Data excerpts:
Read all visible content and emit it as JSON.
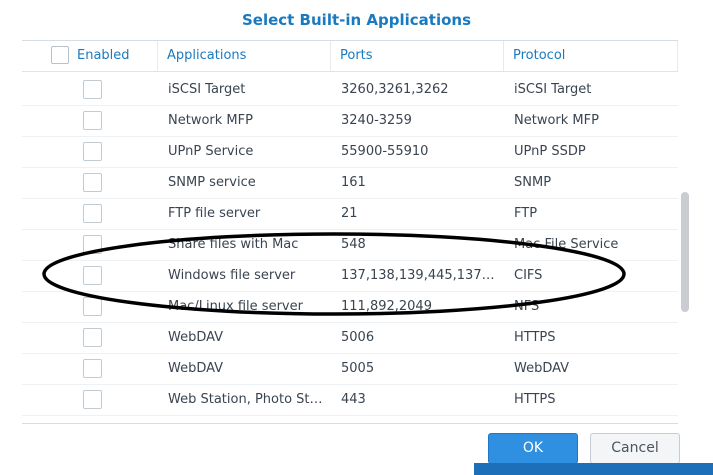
{
  "dialog": {
    "title": "Select Built-in Applications",
    "ok_label": "OK",
    "cancel_label": "Cancel"
  },
  "table": {
    "columns": {
      "enabled": "Enabled",
      "applications": "Applications",
      "ports": "Ports",
      "protocol": "Protocol"
    },
    "rows": [
      {
        "app": "iSCSI Target",
        "ports": "3260,3261,3262",
        "protocol": "iSCSI Target"
      },
      {
        "app": "Network MFP",
        "ports": "3240-3259",
        "protocol": "Network MFP"
      },
      {
        "app": "UPnP Service",
        "ports": "55900-55910",
        "protocol": "UPnP SSDP"
      },
      {
        "app": "SNMP service",
        "ports": "161",
        "protocol": "SNMP"
      },
      {
        "app": "FTP file server",
        "ports": "21",
        "protocol": "FTP"
      },
      {
        "app": "Share files with Mac",
        "ports": "548",
        "protocol": "Mac File Service"
      },
      {
        "app": "Windows file server",
        "ports": "137,138,139,445,137…",
        "protocol": "CIFS"
      },
      {
        "app": "Mac/Linux file server",
        "ports": "111,892,2049",
        "protocol": "NFS"
      },
      {
        "app": "WebDAV",
        "ports": "5006",
        "protocol": "HTTPS"
      },
      {
        "app": "WebDAV",
        "ports": "5005",
        "protocol": "WebDAV"
      },
      {
        "app": "Web Station, Photo St…",
        "ports": "443",
        "protocol": "HTTPS"
      }
    ]
  },
  "colors": {
    "accent": "#1a7ac0",
    "ok_button": "#2f8fe0",
    "annotation": "#000000"
  }
}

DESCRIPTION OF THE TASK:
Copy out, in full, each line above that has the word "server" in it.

EXERCISE SOLUTION:
        "app": "FTP file server",
        "app": "Windows file server",
        "app": "Mac/Linux file server",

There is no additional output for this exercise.